In discussing the nucleophilic acyl substitution reactions of acyl phosphates, thioester, esters, and amides, we have seen many slight variations on one overarching mechanistic theme. Let’s now look at a reaction that can be thought of as a ‘cousin’ of the nucleophilic acyl substitution, which follows the same general pattern but differs in several details. The reaction catalyzed by argininosuccinate synthetase is the second step in the urea cycle, a four-step series of reactions in which ammonia is converted into urea for elimination in urine.
Looking at this reaction, you can see that a substitution is occurring at an acyl group (an amide, to be specific), but that the atom that gets expelled is the amide oxygen rather than the nitrogen. As you know, amides are comparatively stable, and thus it stands to reason that the starting amide must be activated before the substitution reaction can take place. This occurs, as you might expect, through the formation of an acyl phosphate intermediate at the expense of one ATP molecule.
In this particular reaction, the amide oxygen acts as a nucleophile, attacking the alpha-phosphate of ATP to form the activated acyl-AMP intermediate. Next, a kind of acyl substitution occurs that we have not yet seen: the amine nitrogen on the aspartate attacks the electrophilic carbon of a carbon-nitrogen double bond, and the reaction proceeds through a tetrahedral intermediate before the AMP group is expelled, taking with it what was originally the carbonyl oxygen of the starting amide.

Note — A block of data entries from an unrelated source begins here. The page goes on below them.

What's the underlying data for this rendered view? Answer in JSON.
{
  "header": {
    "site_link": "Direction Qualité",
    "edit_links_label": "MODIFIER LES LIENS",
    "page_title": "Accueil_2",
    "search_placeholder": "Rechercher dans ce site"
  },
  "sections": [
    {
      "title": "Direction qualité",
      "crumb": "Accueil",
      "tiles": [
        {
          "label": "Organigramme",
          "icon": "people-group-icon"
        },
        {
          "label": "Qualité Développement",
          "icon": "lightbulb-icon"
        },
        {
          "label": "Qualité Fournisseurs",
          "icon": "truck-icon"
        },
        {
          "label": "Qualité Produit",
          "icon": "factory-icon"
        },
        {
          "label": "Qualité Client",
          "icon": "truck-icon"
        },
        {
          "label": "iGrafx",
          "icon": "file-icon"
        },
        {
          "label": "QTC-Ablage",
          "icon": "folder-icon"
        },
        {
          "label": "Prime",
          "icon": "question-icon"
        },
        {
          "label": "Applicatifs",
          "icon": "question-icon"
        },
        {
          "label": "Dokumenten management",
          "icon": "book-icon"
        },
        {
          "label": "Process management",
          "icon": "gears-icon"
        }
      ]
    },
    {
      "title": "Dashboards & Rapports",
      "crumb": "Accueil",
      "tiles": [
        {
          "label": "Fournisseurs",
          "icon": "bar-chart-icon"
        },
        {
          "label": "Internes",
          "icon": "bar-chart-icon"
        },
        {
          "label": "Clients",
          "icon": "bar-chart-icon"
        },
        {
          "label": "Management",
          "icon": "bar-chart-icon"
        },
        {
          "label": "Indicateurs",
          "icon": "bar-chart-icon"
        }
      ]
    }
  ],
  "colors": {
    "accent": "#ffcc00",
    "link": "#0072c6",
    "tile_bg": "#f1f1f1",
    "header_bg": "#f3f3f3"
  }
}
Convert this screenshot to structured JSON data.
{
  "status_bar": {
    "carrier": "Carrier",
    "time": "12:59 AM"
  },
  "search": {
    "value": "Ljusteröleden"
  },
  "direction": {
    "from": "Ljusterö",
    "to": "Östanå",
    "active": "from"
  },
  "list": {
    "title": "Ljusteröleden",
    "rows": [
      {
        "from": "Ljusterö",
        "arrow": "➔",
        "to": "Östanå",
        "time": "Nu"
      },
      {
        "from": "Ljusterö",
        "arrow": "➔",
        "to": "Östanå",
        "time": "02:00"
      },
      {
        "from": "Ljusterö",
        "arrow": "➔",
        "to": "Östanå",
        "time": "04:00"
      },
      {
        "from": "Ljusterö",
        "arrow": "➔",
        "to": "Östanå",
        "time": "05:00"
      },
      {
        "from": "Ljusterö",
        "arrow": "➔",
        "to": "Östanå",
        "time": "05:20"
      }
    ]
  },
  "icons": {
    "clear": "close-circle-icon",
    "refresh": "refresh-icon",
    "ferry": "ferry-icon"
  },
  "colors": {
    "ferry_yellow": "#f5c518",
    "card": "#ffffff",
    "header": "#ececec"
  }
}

Look carefully at the progress of this reaction, and make sure that you can see how it fits the basic pattern of the other nucleophilic acyl substitution reactions we have studied.